§ **Problem to work on**: Return the entries below exactly as written.

§ **Stored dataset items**:
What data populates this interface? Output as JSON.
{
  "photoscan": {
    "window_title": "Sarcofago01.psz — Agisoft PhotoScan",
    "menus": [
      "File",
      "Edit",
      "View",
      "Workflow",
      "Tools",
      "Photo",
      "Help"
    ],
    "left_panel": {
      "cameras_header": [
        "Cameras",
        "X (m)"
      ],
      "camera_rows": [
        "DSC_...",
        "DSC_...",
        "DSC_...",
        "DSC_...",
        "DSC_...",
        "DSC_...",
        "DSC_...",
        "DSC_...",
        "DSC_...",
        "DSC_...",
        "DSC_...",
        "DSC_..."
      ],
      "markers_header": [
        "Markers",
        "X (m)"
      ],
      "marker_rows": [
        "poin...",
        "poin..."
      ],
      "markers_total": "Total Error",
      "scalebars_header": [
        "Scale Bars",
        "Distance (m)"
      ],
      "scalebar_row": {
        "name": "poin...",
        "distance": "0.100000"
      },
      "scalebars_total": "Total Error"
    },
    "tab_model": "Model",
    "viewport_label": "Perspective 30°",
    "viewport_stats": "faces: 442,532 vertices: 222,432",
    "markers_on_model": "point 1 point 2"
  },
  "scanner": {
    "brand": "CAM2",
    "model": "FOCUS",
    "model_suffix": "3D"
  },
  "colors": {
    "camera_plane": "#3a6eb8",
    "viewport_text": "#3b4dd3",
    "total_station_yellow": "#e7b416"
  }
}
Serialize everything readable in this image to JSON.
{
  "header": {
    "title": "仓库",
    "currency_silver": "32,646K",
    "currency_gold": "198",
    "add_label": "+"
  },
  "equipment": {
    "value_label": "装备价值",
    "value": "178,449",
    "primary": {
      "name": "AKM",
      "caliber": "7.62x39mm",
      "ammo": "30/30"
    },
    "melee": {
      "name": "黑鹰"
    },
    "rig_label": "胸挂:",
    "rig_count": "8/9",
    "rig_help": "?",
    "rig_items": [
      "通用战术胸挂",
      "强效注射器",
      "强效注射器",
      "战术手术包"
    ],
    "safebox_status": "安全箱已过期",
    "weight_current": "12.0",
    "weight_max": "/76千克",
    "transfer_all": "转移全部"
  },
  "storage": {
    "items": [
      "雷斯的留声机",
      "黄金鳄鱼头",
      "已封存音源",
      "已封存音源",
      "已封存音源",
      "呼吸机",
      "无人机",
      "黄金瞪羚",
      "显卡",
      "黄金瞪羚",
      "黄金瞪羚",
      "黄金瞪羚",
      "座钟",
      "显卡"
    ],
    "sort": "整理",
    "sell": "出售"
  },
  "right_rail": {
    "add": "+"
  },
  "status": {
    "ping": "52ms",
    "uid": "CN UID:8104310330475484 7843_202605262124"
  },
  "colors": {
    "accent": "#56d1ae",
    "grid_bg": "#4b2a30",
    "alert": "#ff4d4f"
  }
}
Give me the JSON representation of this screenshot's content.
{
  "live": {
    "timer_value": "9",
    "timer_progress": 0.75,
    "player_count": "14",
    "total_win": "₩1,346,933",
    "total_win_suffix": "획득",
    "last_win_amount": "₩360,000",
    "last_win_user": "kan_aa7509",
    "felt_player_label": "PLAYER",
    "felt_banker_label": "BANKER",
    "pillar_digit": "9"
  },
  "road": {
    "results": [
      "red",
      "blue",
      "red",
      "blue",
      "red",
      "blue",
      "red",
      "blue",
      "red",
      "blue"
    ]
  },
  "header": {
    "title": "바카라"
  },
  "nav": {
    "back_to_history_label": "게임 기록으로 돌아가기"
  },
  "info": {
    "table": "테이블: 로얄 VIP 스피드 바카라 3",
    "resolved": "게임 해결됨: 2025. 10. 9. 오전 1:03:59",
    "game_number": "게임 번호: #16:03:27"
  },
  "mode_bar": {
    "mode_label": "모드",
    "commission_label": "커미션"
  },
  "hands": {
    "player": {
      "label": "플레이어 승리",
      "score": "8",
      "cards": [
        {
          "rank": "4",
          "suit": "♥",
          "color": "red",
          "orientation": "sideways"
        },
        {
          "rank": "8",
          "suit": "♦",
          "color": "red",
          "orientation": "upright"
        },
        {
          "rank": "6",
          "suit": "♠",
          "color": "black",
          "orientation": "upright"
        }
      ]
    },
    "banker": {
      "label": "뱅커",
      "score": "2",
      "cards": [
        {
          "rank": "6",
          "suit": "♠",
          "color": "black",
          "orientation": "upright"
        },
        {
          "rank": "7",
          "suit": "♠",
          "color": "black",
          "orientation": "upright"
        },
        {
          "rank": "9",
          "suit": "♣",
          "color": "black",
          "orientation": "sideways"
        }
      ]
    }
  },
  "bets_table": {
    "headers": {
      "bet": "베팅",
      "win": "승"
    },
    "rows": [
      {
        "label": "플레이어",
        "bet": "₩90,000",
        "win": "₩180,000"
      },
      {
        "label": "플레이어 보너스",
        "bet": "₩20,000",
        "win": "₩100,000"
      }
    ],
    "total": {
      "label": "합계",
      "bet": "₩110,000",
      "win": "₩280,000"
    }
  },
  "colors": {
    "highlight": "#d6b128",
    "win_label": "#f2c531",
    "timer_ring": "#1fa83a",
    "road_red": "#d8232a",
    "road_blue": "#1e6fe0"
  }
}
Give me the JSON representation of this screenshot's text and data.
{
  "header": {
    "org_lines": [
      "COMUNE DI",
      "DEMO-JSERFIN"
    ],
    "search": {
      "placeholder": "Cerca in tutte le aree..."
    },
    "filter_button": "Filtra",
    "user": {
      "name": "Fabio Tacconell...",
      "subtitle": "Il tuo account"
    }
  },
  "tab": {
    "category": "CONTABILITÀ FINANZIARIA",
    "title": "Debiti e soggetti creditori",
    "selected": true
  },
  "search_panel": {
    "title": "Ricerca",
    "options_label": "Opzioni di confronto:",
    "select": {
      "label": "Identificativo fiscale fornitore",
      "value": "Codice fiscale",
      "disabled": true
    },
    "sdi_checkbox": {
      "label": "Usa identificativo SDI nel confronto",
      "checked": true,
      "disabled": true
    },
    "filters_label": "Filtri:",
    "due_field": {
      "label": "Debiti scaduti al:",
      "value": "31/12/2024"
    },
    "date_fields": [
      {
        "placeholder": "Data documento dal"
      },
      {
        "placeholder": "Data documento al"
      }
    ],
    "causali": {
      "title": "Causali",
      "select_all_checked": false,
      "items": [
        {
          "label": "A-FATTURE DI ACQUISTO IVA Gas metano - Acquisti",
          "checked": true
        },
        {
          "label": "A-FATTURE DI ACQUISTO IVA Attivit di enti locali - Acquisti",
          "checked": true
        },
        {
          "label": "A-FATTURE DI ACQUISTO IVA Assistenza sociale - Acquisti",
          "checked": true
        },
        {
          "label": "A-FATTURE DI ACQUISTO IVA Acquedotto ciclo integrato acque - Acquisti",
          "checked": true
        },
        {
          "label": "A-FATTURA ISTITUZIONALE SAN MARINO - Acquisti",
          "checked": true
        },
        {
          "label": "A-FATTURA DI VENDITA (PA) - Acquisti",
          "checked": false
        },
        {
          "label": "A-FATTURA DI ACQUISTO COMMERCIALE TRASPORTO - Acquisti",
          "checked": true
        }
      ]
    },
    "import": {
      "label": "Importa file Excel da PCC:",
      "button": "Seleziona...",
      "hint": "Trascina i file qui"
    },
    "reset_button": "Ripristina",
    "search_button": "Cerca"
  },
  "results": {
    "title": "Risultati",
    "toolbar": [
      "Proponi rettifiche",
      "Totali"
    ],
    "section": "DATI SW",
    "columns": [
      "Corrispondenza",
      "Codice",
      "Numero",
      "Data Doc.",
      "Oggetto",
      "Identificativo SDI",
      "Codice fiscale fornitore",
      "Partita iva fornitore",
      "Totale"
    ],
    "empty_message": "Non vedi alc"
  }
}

§ **Answer for the task**:
What data populates this interface? Output as JSON.
{
  "photoscan": {
    "window_title": "Sarcofago01.psz — Agisoft PhotoScan",
    "menus": [
      "File",
      "Edit",
      "View",
      "Workflow",
      "Tools",
      "Photo",
      "Help"
    ],
    "left_panel": {
      "cameras_header": [
        "Cameras",
        "X (m)"
      ],
      "camera_rows": [
        "DSC_...",
        "DSC_...",
        "DSC_...",
        "DSC_...",
        "DSC_...",
        "DSC_...",
        "DSC_...",
        "DSC_...",
        "DSC_...",
        "DSC_...",
        "DSC_...",
        "DSC_..."
      ],
      "markers_header": [
        "Markers",
        "X (m)"
      ],
      "marker_rows": [
        "poin...",
        "poin..."
      ],
      "markers_total": "Total Error",
      "scalebars_header": [
        "Scale Bars",
        "Distance (m)"
      ],
      "scalebar_row": {
        "name": "poin...",
        "distance": "0.100000"
      },
      "scalebars_total": "Total Error"
    },
    "tab_model": "Model",
    "viewport_label": "Perspective 30°",
    "viewport_stats": "faces: 442,532 vertices: 222,432",
    "markers_on_model": "point 1 point 2"
  },
  "scanner": {
    "brand": "CAM2",
    "model": "FOCUS",
    "model_suffix": "3D"
  },
  "colors": {
    "camera_plane": "#3a6eb8",
    "viewport_text": "#3b4dd3",
    "total_station_yellow": "#e7b416"
  }
}
Serialize everything readable in this image to JSON.
{
  "header": {
    "title": "仓库",
    "currency_silver": "32,646K",
    "currency_gold": "198",
    "add_label": "+"
  },
  "equipment": {
    "value_label": "装备价值",
    "value": "178,449",
    "primary": {
      "name": "AKM",
      "caliber": "7.62x39mm",
      "ammo": "30/30"
    },
    "melee": {
      "name": "黑鹰"
    },
    "rig_label": "胸挂:",
    "rig_count": "8/9",
    "rig_help": "?",
    "rig_items": [
      "通用战术胸挂",
      "强效注射器",
      "强效注射器",
      "战术手术包"
    ],
    "safebox_status": "安全箱已过期",
    "weight_current": "12.0",
    "weight_max": "/76千克",
    "transfer_all": "转移全部"
  },
  "storage": {
    "items": [
      "雷斯的留声机",
      "黄金鳄鱼头",
      "已封存音源",
      "已封存音源",
      "已封存音源",
      "呼吸机",
      "无人机",
      "黄金瞪羚",
      "显卡",
      "黄金瞪羚",
      "黄金瞪羚",
      "黄金瞪羚",
      "座钟",
      "显卡"
    ],
    "sort": "整理",
    "sell": "出售"
  },
  "right_rail": {
    "add": "+"
  },
  "status": {
    "ping": "52ms",
    "uid": "CN UID:8104310330475484 7843_202605262124"
  },
  "colors": {
    "accent": "#56d1ae",
    "grid_bg": "#4b2a30",
    "alert": "#ff4d4f"
  }
}
Give me the JSON representation of this screenshot's content.
{
  "live": {
    "timer_value": "9",
    "timer_progress": 0.75,
    "player_count": "14",
    "total_win": "₩1,346,933",
    "total_win_suffix": "획득",
    "last_win_amount": "₩360,000",
    "last_win_user": "kan_aa7509",
    "felt_player_label": "PLAYER",
    "felt_banker_label": "BANKER",
    "pillar_digit": "9"
  },
  "road": {
    "results": [
      "red",
      "blue",
      "red",
      "blue",
      "red",
      "blue",
      "red",
      "blue",
      "red",
      "blue"
    ]
  },
  "header": {
    "title": "바카라"
  },
  "nav": {
    "back_to_history_label": "게임 기록으로 돌아가기"
  },
  "info": {
    "table": "테이블: 로얄 VIP 스피드 바카라 3",
    "resolved": "게임 해결됨: 2025. 10. 9. 오전 1:03:59",
    "game_number": "게임 번호: #16:03:27"
  },
  "mode_bar": {
    "mode_label": "모드",
    "commission_label": "커미션"
  },
  "hands": {
    "player": {
      "label": "플레이어 승리",
      "score": "8",
      "cards": [
        {
          "rank": "4",
          "suit": "♥",
          "color": "red",
          "orientation": "sideways"
        },
        {
          "rank": "8",
          "suit": "♦",
          "color": "red",
          "orientation": "upright"
        },
        {
          "rank": "6",
          "suit": "♠",
          "color": "black",
          "orientation": "upright"
        }
      ]
    },
    "banker": {
      "label": "뱅커",
      "score": "2",
      "cards": [
        {
          "rank": "6",
          "suit": "♠",
          "color": "black",
          "orientation": "upright"
        },
        {
          "rank": "7",
          "suit": "♠",
          "color": "black",
          "orientation": "upright"
        },
        {
          "rank": "9",
          "suit": "♣",
          "color": "black",
          "orientation": "sideways"
        }
      ]
    }
  },
  "bets_table": {
    "headers": {
      "bet": "베팅",
      "win": "승"
    },
    "rows": [
      {
        "label": "플레이어",
        "bet": "₩90,000",
        "win": "₩180,000"
      },
      {
        "label": "플레이어 보너스",
        "bet": "₩20,000",
        "win": "₩100,000"
      }
    ],
    "total": {
      "label": "합계",
      "bet": "₩110,000",
      "win": "₩280,000"
    }
  },
  "colors": {
    "highlight": "#d6b128",
    "win_label": "#f2c531",
    "timer_ring": "#1fa83a",
    "road_red": "#d8232a",
    "road_blue": "#1e6fe0"
  }
}
Give me the JSON representation of this screenshot's text and data.
{
  "header": {
    "org_lines": [
      "COMUNE DI",
      "DEMO-JSERFIN"
    ],
    "search": {
      "placeholder": "Cerca in tutte le aree..."
    },
    "filter_button": "Filtra",
    "user": {
      "name": "Fabio Tacconell...",
      "subtitle": "Il tuo account"
    }
  },
  "tab": {
    "category": "CONTABILITÀ FINANZIARIA",
    "title": "Debiti e soggetti creditori",
    "selected": true
  },
  "search_panel": {
    "title": "Ricerca",
    "options_label": "Opzioni di confronto:",
    "select": {
      "label": "Identificativo fiscale fornitore",
      "value": "Codice fiscale",
      "disabled": true
    },
    "sdi_checkbox": {
      "label": "Usa identificativo SDI nel confronto",
      "checked": true,
      "disabled": true
    },
    "filters_label": "Filtri:",
    "due_field": {
      "label": "Debiti scaduti al:",
      "value": "31/12/2024"
    },
    "date_fields": [
      {
        "placeholder": "Data documento dal"
      },
      {
        "placeholder": "Data documento al"
      }
    ],
    "causali": {
      "title": "Causali",
      "select_all_checked": false,
      "items": [
        {
          "label": "A-FATTURE DI ACQUISTO IVA Gas metano - Acquisti",
          "checked": true
        },
        {
          "label": "A-FATTURE DI ACQUISTO IVA Attivit di enti locali - Acquisti",
          "checked": true
        },
        {
          "label": "A-FATTURE DI ACQUISTO IVA Assistenza sociale - Acquisti",
          "checked": true
        },
        {
          "label": "A-FATTURE DI ACQUISTO IVA Acquedotto ciclo integrato acque - Acquisti",
          "checked": true
        },
        {
          "label": "A-FATTURA ISTITUZIONALE SAN MARINO - Acquisti",
          "checked": true
        },
        {
          "label": "A-FATTURA DI VENDITA (PA) - Acquisti",
          "checked": false
        },
        {
          "label": "A-FATTURA DI ACQUISTO COMMERCIALE TRASPORTO - Acquisti",
          "checked": true
        }
      ]
    },
    "import": {
      "label": "Importa file Excel da PCC:",
      "button": "Seleziona...",
      "hint": "Trascina i file qui"
    },
    "reset_button": "Ripristina",
    "search_button": "Cerca"
  },
  "results": {
    "title": "Risultati",
    "toolbar": [
      "Proponi rettifiche",
      "Totali"
    ],
    "section": "DATI SW",
    "columns": [
      "Corrispondenza",
      "Codice",
      "Numero",
      "Data Doc.",
      "Oggetto",
      "Identificativo SDI",
      "Codice fiscale fornitore",
      "Partita iva fornitore",
      "Totale"
    ],
    "empty_message": "Non vedi alc"
  }
}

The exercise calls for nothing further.